▶ _Activity_:
Leave out the pictures, then return the records word for word.

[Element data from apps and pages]
^^^^^^^^^^^^^^^^
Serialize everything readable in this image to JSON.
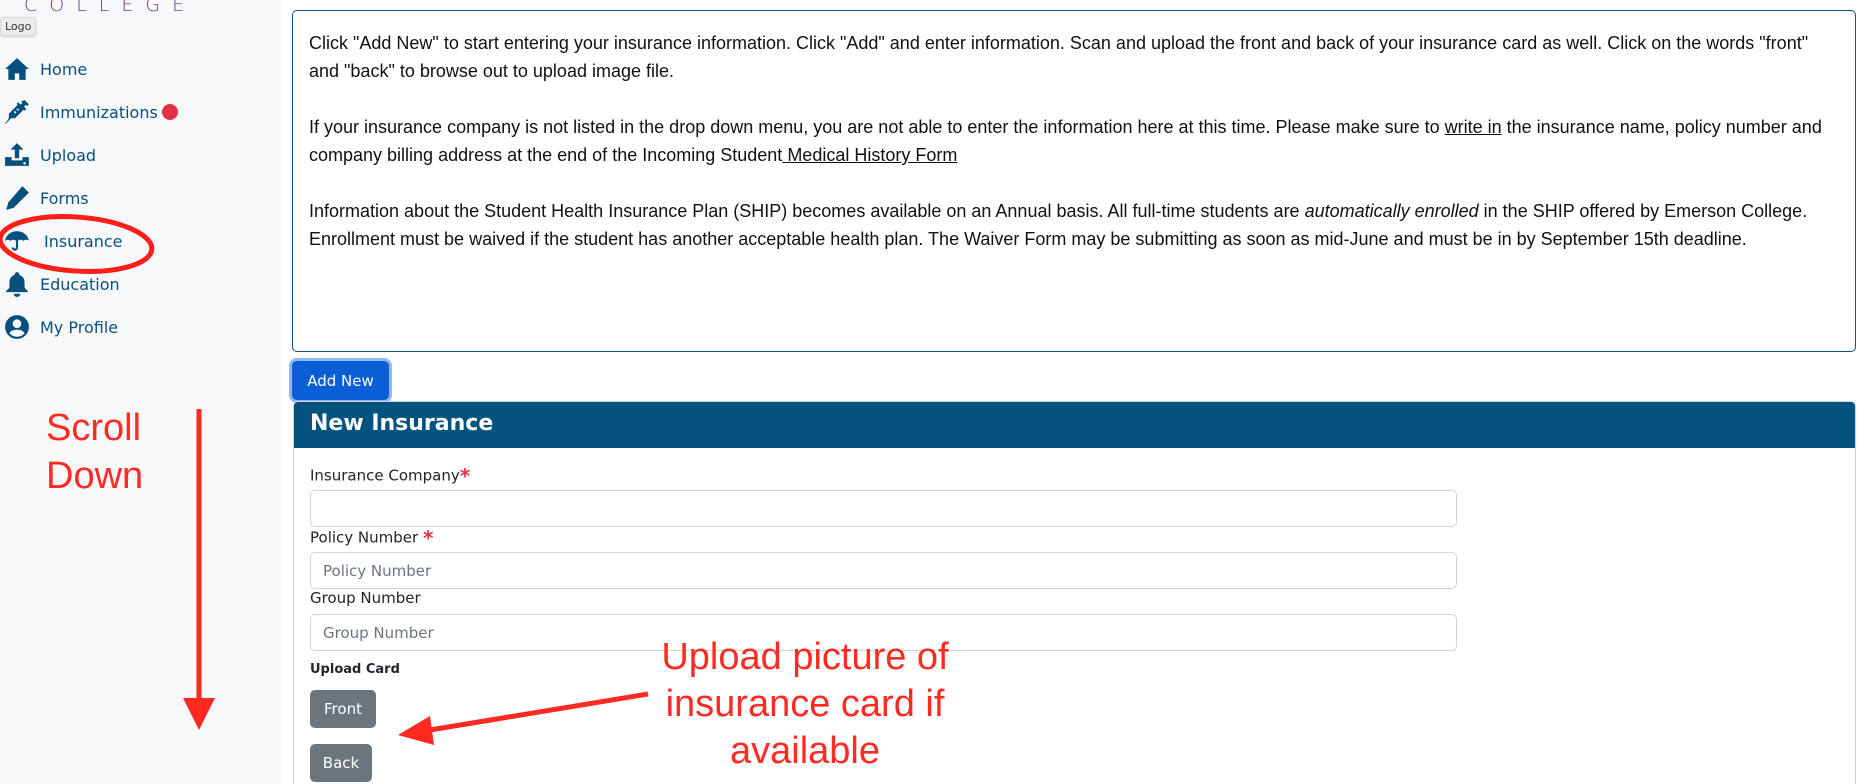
{
  "sidebar": {
    "logo_text": "COLLEGE",
    "logo_tooltip": "Logo",
    "items": [
      {
        "label": "Home",
        "icon": "home-icon"
      },
      {
        "label": "Immunizations",
        "icon": "syringe-icon",
        "badge": true
      },
      {
        "label": "Upload",
        "icon": "upload-icon"
      },
      {
        "label": "Forms",
        "icon": "pencil-icon"
      },
      {
        "label": "Insurance",
        "icon": "umbrella-icon",
        "highlighted": true
      },
      {
        "label": "Education",
        "icon": "bell-icon"
      },
      {
        "label": "My Profile",
        "icon": "user-circle-icon"
      }
    ]
  },
  "info": {
    "p1": "Click \"Add New\" to start entering your insurance information. Click \"Add\" and enter information. Scan and upload the front and back of your insurance card as well. Click on the words \"front\" and \"back\" to browse out to upload image file.",
    "p2_before": "If your insurance company is not listed in the drop down menu, you are not able to enter the information here at this time. Please make sure to ",
    "p2_link1": "write in",
    "p2_middle": " the insurance name, policy number and company billing address at the end of the Incoming Student",
    "p2_link2": " Medical History Form",
    "p3_before": "Information about the Student Health Insurance Plan (SHIP) becomes available on an Annual basis. All full-time students are ",
    "p3_italic": "automatically enrolled",
    "p3_after": " in the SHIP offered by Emerson College. Enrollment must be waived if the student has another acceptable health plan. The Waiver Form may be submitting as soon as mid-June and must be in by September 15th deadline."
  },
  "add_new_label": "Add New",
  "panel": {
    "title": "New Insurance",
    "fields": [
      {
        "label": "Insurance Company",
        "required": "*",
        "value": "",
        "placeholder": ""
      },
      {
        "label": "Policy Number ",
        "required": "*",
        "value": "",
        "placeholder": "Policy Number"
      },
      {
        "label": "Group Number",
        "required": "",
        "value": "",
        "placeholder": "Group Number"
      }
    ],
    "upload_label": "Upload Card",
    "front_label": "Front",
    "back_label": "Back"
  },
  "annotations": {
    "scroll_line1": "Scroll",
    "scroll_line2": "Down",
    "upload_line1": "Upload picture of",
    "upload_line2": "insurance card if",
    "upload_line3": "available"
  },
  "colors": {
    "brand": "#03537e",
    "nav": "#07507e",
    "primary_button": "#0a5fd6",
    "secondary_button": "#6c757d",
    "required": "#e03144",
    "annotation": "#ff2a22"
  }
}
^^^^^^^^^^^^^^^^
▶ _Solution to this problem_:
Serialize everything readable in this image to JSON.
{
  "sidebar": {
    "logo_text": "COLLEGE",
    "logo_tooltip": "Logo",
    "items": [
      {
        "label": "Home",
        "icon": "home-icon"
      },
      {
        "label": "Immunizations",
        "icon": "syringe-icon",
        "badge": true
      },
      {
        "label": "Upload",
        "icon": "upload-icon"
      },
      {
        "label": "Forms",
        "icon": "pencil-icon"
      },
      {
        "label": "Insurance",
        "icon": "umbrella-icon",
        "highlighted": true
      },
      {
        "label": "Education",
        "icon": "bell-icon"
      },
      {
        "label": "My Profile",
        "icon": "user-circle-icon"
      }
    ]
  },
  "info": {
    "p1": "Click \"Add New\" to start entering your insurance information. Click \"Add\" and enter information. Scan and upload the front and back of your insurance card as well. Click on the words \"front\" and \"back\" to browse out to upload image file.",
    "p2_before": "If your insurance company is not listed in the drop down menu, you are not able to enter the information here at this time. Please make sure to ",
    "p2_link1": "write in",
    "p2_middle": " the insurance name, policy number and company billing address at the end of the Incoming Student",
    "p2_link2": " Medical History Form",
    "p3_before": "Information about the Student Health Insurance Plan (SHIP) becomes available on an Annual basis. All full-time students are ",
    "p3_italic": "automatically enrolled",
    "p3_after": " in the SHIP offered by Emerson College. Enrollment must be waived if the student has another acceptable health plan. The Waiver Form may be submitting as soon as mid-June and must be in by September 15th deadline."
  },
  "add_new_label": "Add New",
  "panel": {
    "title": "New Insurance",
    "fields": [
      {
        "label": "Insurance Company",
        "required": "*",
        "value": "",
        "placeholder": ""
      },
      {
        "label": "Policy Number ",
        "required": "*",
        "value": "",
        "placeholder": "Policy Number"
      },
      {
        "label": "Group Number",
        "required": "",
        "value": "",
        "placeholder": "Group Number"
      }
    ],
    "upload_label": "Upload Card",
    "front_label": "Front",
    "back_label": "Back"
  },
  "annotations": {
    "scroll_line1": "Scroll",
    "scroll_line2": "Down",
    "upload_line1": "Upload picture of",
    "upload_line2": "insurance card if",
    "upload_line3": "available"
  },
  "colors": {
    "brand": "#03537e",
    "nav": "#07507e",
    "primary_button": "#0a5fd6",
    "secondary_button": "#6c757d",
    "required": "#e03144",
    "annotation": "#ff2a22"
  }
}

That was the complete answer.